Action item: Each entry that follows is to be duplicated exactly, without its images.

Entries supplied:
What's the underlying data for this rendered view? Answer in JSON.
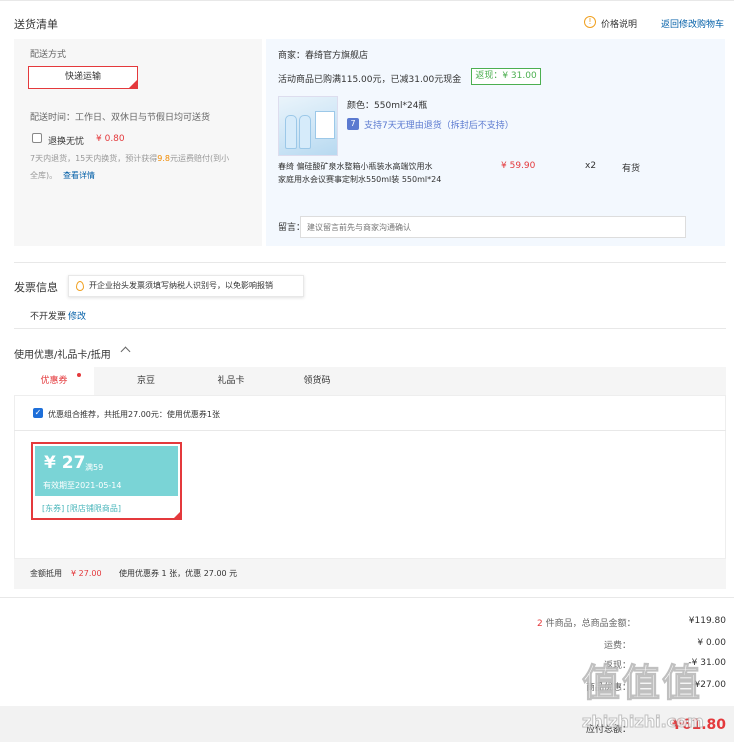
{
  "shipping_list": {
    "title": "送货清单",
    "price_note": "价格说明",
    "back_to_cart": "返回修改购物车"
  },
  "delivery": {
    "method_label": "配送方式",
    "method_value": "快递运输",
    "time_text": "配送时间：工作日、双休日与节假日均可送货",
    "worry_free_label": "退换无忧",
    "worry_free_price": "¥ 0.80",
    "desc_prefix": "7天内退货，15天内换货，预计获得",
    "desc_highlight": "9.8",
    "desc_suffix": "元运费赔付(到小",
    "desc_line2": "全库)。",
    "desc_link": "查看详情"
  },
  "merchant": {
    "label": "商家：",
    "name": "春绮官方旗舰店",
    "promo": "活动商品已购满115.00元，已减31.00元现金",
    "cashback": "返现：¥ 31.00",
    "color_label": "颜色：",
    "color_value": "550ml*24瓶",
    "return_badge": "7",
    "return_text": "支持7天无理由退货（拆封后不支持）",
    "product_title_line1": "春绮 偏硅酸矿泉水整箱小瓶装水高端饮用水",
    "product_title_line2": "家庭用水会议赛事定制水550ml装 550ml*24",
    "price": "¥ 59.90",
    "qty": "x2",
    "stock": "有货",
    "note_label": "留言：",
    "note_placeholder": "建议留言前先与商家沟通确认"
  },
  "invoice": {
    "title": "发票信息",
    "tip": "开企业抬头发票须填写纳税人识别号，以免影响报销",
    "status": "不开发票",
    "modify": "修改"
  },
  "discount": {
    "title": "使用优惠/礼品卡/抵用",
    "tabs": [
      "优惠券",
      "京豆",
      "礼品卡",
      "领货码"
    ],
    "recommend_text": "优惠组合推荐，共抵用27.00元：使用优惠券1张",
    "coupon": {
      "amount": "¥ 27",
      "threshold": "满59",
      "validity": "有效期至2021-05-14",
      "tags": "[东券] [限店铺限商品]"
    },
    "summary_label": "金额抵用",
    "summary_amount": "¥ 27.00",
    "summary_detail": "使用优惠券 1 张，优惠 27.00 元"
  },
  "totals": {
    "count": "2",
    "items_text": " 件商品，总商品金额：",
    "items_amount": "¥119.80",
    "freight_label": "运费：",
    "freight_amount": "¥ 0.00",
    "cashback_label": "返现：",
    "cashback_amount": "-¥ 31.00",
    "coupon_label": "商品优惠：",
    "coupon_amount": "-¥27.00",
    "payable_label": "应付总额：",
    "payable_amount": "¥61.80"
  },
  "watermark": {
    "text": "值值值",
    "domain": "zhizhizhi.com"
  }
}
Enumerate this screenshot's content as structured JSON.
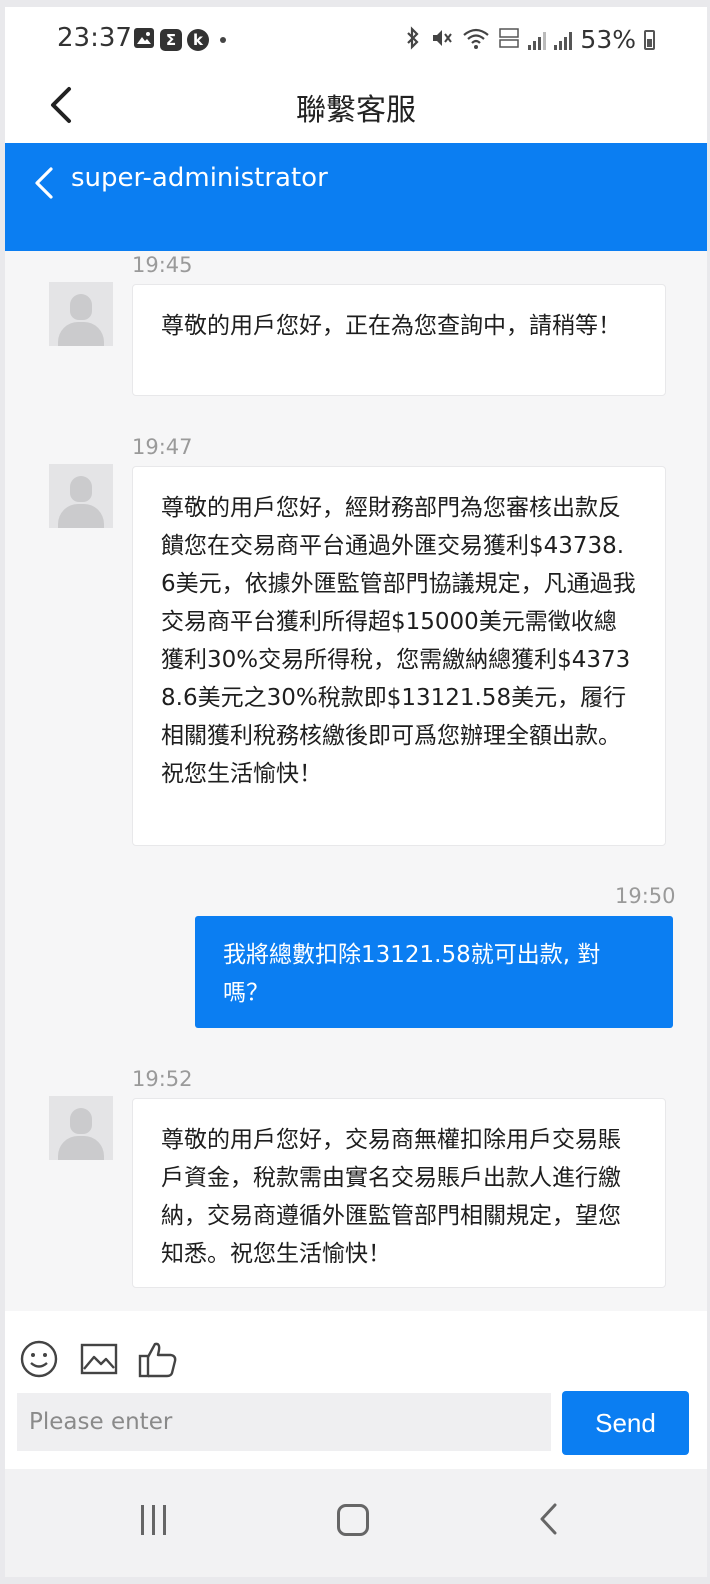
{
  "status_bar": {
    "time": "23:37",
    "notification_icons": [
      "gallery-icon",
      "sigma-icon",
      "k-app-icon"
    ],
    "sigma_glyph": "Σ",
    "k_glyph": "k",
    "battery": "53%"
  },
  "app_bar": {
    "title": "聯繫客服"
  },
  "chat_header": {
    "name": "super-administrator"
  },
  "messages": [
    {
      "time": "19:45",
      "direction": "incoming",
      "text": "尊敬的用戶您好，正在為您查詢中，請稍等！"
    },
    {
      "time": "19:47",
      "direction": "incoming",
      "text": "尊敬的用戶您好，經財務部門為您審核出款反饋您在交易商平台通過外匯交易獲利$43738.6美元，依據外匯監管部門協議規定，凡通過我交易商平台獲利所得超$15000美元需徵收總獲利30%交易所得稅，您需繳納總獲利$43738.6美元之30%稅款即$13121.58美元，履行相關獲利稅務核繳後即可爲您辦理全額出款。祝您生活愉快！"
    },
    {
      "time": "19:50",
      "direction": "outgoing",
      "text": "我將總數扣除13121.58就可出款, 對嗎？"
    },
    {
      "time": "19:52",
      "direction": "incoming",
      "text": "尊敬的用戶您好，交易商無權扣除用戶交易賬戶資金，稅款需由實名交易賬戶出款人進行繳納，交易商遵循外匯監管部門相關規定，望您知悉。祝您生活愉快！"
    }
  ],
  "composer": {
    "tools": [
      "emoji-icon",
      "image-icon",
      "thumbs-up-icon"
    ],
    "placeholder": "Please enter",
    "value": "",
    "send_label": "Send"
  },
  "colors": {
    "accent": "#0b7ef2",
    "chat_background": "#f6f6f7",
    "timestamp": "#9a9a9a"
  }
}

Solution for this problem:
What's the underlying data for this rendered view? Answer in JSON.
{
  "shipping_list": {
    "title": "送货清单",
    "price_note": "价格说明",
    "back_to_cart": "返回修改购物车"
  },
  "delivery": {
    "method_label": "配送方式",
    "method_value": "快递运输",
    "time_text": "配送时间：工作日、双休日与节假日均可送货",
    "worry_free_label": "退换无忧",
    "worry_free_price": "¥ 0.80",
    "desc_prefix": "7天内退货，15天内换货，预计获得",
    "desc_highlight": "9.8",
    "desc_suffix": "元运费赔付(到小",
    "desc_line2": "全库)。",
    "desc_link": "查看详情"
  },
  "merchant": {
    "label": "商家：",
    "name": "春绮官方旗舰店",
    "promo": "活动商品已购满115.00元，已减31.00元现金",
    "cashback": "返现：¥ 31.00",
    "color_label": "颜色：",
    "color_value": "550ml*24瓶",
    "return_badge": "7",
    "return_text": "支持7天无理由退货（拆封后不支持）",
    "product_title_line1": "春绮 偏硅酸矿泉水整箱小瓶装水高端饮用水",
    "product_title_line2": "家庭用水会议赛事定制水550ml装 550ml*24",
    "price": "¥ 59.90",
    "qty": "x2",
    "stock": "有货",
    "note_label": "留言：",
    "note_placeholder": "建议留言前先与商家沟通确认"
  },
  "invoice": {
    "title": "发票信息",
    "tip": "开企业抬头发票须填写纳税人识别号，以免影响报销",
    "status": "不开发票",
    "modify": "修改"
  },
  "discount": {
    "title": "使用优惠/礼品卡/抵用",
    "tabs": [
      "优惠券",
      "京豆",
      "礼品卡",
      "领货码"
    ],
    "recommend_text": "优惠组合推荐，共抵用27.00元：使用优惠券1张",
    "coupon": {
      "amount": "¥ 27",
      "threshold": "满59",
      "validity": "有效期至2021-05-14",
      "tags": "[东券] [限店铺限商品]"
    },
    "summary_label": "金额抵用",
    "summary_amount": "¥ 27.00",
    "summary_detail": "使用优惠券 1 张，优惠 27.00 元"
  },
  "totals": {
    "count": "2",
    "items_text": " 件商品，总商品金额：",
    "items_amount": "¥119.80",
    "freight_label": "运费：",
    "freight_amount": "¥ 0.00",
    "cashback_label": "返现：",
    "cashback_amount": "-¥ 31.00",
    "coupon_label": "商品优惠：",
    "coupon_amount": "-¥27.00",
    "payable_label": "应付总额：",
    "payable_amount": "¥61.80"
  },
  "watermark": {
    "text": "值值值",
    "domain": "zhizhizhi.com"
  }
}
Enumerate this screenshot's content as structured JSON.
{
  "status_bar": {
    "time": "23:37",
    "notification_icons": [
      "gallery-icon",
      "sigma-icon",
      "k-app-icon"
    ],
    "sigma_glyph": "Σ",
    "k_glyph": "k",
    "battery": "53%"
  },
  "app_bar": {
    "title": "聯繫客服"
  },
  "chat_header": {
    "name": "super-administrator"
  },
  "messages": [
    {
      "time": "19:45",
      "direction": "incoming",
      "text": "尊敬的用戶您好，正在為您查詢中，請稍等！"
    },
    {
      "time": "19:47",
      "direction": "incoming",
      "text": "尊敬的用戶您好，經財務部門為您審核出款反饋您在交易商平台通過外匯交易獲利$43738.6美元，依據外匯監管部門協議規定，凡通過我交易商平台獲利所得超$15000美元需徵收總獲利30%交易所得稅，您需繳納總獲利$43738.6美元之30%稅款即$13121.58美元，履行相關獲利稅務核繳後即可爲您辦理全額出款。祝您生活愉快！"
    },
    {
      "time": "19:50",
      "direction": "outgoing",
      "text": "我將總數扣除13121.58就可出款, 對嗎？"
    },
    {
      "time": "19:52",
      "direction": "incoming",
      "text": "尊敬的用戶您好，交易商無權扣除用戶交易賬戶資金，稅款需由實名交易賬戶出款人進行繳納，交易商遵循外匯監管部門相關規定，望您知悉。祝您生活愉快！"
    }
  ],
  "composer": {
    "tools": [
      "emoji-icon",
      "image-icon",
      "thumbs-up-icon"
    ],
    "placeholder": "Please enter",
    "value": "",
    "send_label": "Send"
  },
  "colors": {
    "accent": "#0b7ef2",
    "chat_background": "#f6f6f7",
    "timestamp": "#9a9a9a"
  }
}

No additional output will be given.